Coyotes, found throughout Ohio and in each of the Metro Parks, resemble small, slender German shepherds with bushy, black-tipped tails. Most are gray, though some have brown, off-white or rust-colored coats. Males are larger than females and can weigh between 20 to 40 pounds.
Our top predators, coyotes are omnivorous. They will eat small mammals, vegetables, nuts and carrion. Though considered nocturnal, coyotes will sometimes travel and hunt during the day.
Breeding takes place from January to March. Males and females work together to prepare the den and care for the young. A litter, which can include one to 12 pups, will begin leaving the den with parents at three weeks old. Eventually, juveniles will establish their own territories.
Working with a coalition of regional partners, researchers from Metro Parks, Serving Summit County are tracking coyotes as part of a multi-year project aimed at learning about the wild canines’ range, diet and overall health.
Our research project is in its third year. Currently, eight animals are being monitored with GPS technology; four with VHF telemetry. The GPS collars, which were first deployed in fall 2010, use satellites to acquire data on each coyote’s location. A cell phone chip inside the wildlife collar sends a text message to our base station, where biologists can monitor whereabouts daily.
The health of each coyote was evaluated at the time of capture. Generally, we have a very healthy population in this region, though they do exhibit signs of exposure to a variety of common illnesses that can plague canines, including distemper, parvo virus and heartworm disease. Analysis indicates good genetic viability in the population. A number of the collared animals are related.
One interesting group of animals that we have collared is an alpha male and female pair. The male was fitted with a VHF radio collar in 2009 and has been tracked for a year and a half. The female, along with her son, was GPS-collared in fall 2010. At that time, we suspected that the mother and son were a mated pair, but genetic studies revealed their true relationship.
Further Metro Parks research indicates that our collared pair are raising five pups this year (2011), a typical litter size for coyotes in this region.
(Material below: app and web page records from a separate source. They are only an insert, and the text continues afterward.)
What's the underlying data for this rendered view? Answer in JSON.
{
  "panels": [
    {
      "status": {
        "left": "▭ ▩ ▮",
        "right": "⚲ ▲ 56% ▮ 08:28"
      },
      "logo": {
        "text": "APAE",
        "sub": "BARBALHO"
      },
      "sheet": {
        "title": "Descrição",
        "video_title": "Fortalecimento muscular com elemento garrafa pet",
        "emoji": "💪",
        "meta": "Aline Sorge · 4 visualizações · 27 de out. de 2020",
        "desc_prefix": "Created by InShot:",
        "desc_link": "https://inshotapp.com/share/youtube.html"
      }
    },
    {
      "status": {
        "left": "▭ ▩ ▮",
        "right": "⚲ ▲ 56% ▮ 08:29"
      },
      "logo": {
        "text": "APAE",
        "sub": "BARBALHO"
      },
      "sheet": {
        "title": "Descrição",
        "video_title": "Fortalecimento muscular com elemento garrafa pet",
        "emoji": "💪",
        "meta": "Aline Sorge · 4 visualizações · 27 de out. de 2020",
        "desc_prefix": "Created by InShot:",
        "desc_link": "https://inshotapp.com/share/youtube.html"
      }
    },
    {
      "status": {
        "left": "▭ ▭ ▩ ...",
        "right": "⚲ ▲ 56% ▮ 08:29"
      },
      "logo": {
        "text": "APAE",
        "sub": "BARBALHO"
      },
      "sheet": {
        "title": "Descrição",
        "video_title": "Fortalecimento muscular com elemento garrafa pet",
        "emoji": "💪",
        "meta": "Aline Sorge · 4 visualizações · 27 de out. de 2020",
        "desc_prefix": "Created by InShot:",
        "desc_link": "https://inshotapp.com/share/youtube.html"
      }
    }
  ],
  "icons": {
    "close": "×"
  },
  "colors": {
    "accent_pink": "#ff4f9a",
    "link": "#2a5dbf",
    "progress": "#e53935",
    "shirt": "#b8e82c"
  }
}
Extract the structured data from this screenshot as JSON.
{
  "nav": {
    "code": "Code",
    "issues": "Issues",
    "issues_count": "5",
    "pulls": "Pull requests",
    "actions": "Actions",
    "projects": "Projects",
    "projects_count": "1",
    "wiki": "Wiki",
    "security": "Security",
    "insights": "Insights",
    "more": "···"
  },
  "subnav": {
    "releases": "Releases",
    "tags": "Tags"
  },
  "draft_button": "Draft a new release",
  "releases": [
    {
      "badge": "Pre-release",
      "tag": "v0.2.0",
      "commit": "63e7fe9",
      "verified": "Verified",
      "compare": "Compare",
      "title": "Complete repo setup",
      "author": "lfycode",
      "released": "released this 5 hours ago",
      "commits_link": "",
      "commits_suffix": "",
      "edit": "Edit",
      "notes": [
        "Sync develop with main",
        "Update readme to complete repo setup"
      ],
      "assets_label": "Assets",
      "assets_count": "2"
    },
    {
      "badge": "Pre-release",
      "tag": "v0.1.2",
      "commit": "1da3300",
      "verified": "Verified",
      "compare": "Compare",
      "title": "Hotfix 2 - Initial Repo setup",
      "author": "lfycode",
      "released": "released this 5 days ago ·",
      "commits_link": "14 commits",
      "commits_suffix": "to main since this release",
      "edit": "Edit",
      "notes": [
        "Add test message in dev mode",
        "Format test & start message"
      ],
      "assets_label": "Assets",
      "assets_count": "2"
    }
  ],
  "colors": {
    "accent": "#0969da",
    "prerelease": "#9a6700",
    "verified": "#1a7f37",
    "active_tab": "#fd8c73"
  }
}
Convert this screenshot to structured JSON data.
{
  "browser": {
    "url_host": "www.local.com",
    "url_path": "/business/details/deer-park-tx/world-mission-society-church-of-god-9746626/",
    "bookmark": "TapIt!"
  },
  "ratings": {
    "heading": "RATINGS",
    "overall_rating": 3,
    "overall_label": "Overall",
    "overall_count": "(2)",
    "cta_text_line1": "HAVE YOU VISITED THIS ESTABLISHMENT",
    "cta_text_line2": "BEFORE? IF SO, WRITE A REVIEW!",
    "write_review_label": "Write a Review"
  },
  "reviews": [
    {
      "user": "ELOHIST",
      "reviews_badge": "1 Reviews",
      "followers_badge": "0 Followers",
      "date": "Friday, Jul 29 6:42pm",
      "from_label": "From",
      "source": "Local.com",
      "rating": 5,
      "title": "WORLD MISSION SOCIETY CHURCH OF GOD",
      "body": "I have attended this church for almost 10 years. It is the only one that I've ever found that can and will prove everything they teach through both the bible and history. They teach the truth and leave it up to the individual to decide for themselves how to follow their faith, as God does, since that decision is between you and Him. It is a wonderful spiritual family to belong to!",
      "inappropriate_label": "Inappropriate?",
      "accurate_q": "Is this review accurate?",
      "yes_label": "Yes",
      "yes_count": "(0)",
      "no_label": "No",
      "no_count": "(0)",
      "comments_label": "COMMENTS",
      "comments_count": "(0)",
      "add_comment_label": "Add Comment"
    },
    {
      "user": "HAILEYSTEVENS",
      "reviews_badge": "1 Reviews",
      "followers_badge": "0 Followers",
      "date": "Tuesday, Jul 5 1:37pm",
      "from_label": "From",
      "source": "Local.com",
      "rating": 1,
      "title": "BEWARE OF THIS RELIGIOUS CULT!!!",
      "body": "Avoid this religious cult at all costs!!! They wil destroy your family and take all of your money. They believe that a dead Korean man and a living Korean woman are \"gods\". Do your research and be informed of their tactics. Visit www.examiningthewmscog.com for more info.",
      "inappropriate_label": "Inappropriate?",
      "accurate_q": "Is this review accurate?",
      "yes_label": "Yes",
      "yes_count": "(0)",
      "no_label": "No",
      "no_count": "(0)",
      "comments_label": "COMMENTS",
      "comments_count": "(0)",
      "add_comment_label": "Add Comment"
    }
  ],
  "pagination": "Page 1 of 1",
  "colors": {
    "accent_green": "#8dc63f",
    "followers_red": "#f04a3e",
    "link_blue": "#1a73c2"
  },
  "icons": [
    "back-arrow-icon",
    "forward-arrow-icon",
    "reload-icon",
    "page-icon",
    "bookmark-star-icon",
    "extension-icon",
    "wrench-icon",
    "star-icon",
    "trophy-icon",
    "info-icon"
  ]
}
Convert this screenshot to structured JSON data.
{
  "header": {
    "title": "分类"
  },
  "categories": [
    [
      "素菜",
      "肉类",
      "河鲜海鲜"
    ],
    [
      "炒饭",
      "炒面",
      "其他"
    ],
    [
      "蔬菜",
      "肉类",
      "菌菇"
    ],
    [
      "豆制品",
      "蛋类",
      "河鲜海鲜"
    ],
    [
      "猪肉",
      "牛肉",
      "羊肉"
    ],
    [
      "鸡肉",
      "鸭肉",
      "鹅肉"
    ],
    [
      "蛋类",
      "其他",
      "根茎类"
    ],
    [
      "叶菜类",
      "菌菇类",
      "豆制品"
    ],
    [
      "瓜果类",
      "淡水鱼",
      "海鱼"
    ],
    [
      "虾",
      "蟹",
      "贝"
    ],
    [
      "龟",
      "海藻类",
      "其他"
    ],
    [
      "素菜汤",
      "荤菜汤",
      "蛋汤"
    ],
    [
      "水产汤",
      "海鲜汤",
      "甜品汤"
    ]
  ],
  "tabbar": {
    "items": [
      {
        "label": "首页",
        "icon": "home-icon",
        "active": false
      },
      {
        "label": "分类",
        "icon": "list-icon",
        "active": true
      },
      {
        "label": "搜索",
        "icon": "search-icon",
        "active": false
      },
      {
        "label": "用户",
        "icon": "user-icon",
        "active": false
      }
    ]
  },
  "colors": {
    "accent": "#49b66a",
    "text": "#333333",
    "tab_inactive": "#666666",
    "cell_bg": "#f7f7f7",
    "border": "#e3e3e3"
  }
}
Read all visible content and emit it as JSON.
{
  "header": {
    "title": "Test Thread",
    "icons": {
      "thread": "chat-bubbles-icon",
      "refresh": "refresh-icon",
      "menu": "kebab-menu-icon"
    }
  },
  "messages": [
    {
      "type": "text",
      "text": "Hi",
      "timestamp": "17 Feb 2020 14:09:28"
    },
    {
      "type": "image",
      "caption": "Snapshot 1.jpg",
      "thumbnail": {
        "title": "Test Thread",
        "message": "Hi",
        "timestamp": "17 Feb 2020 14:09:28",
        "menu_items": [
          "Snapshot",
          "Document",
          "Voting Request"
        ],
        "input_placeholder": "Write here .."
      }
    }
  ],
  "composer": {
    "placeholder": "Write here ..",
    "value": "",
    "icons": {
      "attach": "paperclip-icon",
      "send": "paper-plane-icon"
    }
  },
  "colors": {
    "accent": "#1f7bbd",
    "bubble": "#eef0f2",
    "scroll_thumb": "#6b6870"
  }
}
Pups are usually born in early spring and spend all summer learning how to hunt and socialize. Some pups may disperse to find their own territory in the fall. Many others will spend a year or more with their siblings and parents.
The young male we have collard still maintains a territory that overlaps with his parents' range. He is likely participating in raising this year’s litter. He will not produce his own offspring until he leaves his family group.
The map above is an example of collected data from the alpha male (pink circles) and female (green circles). The map represents VHF and GPS data locations in time and space and is used to determine home range and habitat preferences.
Special thanks to The University of Akron, Cuyahoga Valley National Park and nonprofit conservation foundation Wild4Ever, which are providing partial funding and/or field biologists for the project. Support is also being provided by The Ohio State University and Cleveland Metroparks. A special study permit was issued by the Ohio Department of Natural Resources, Division of Wildlife.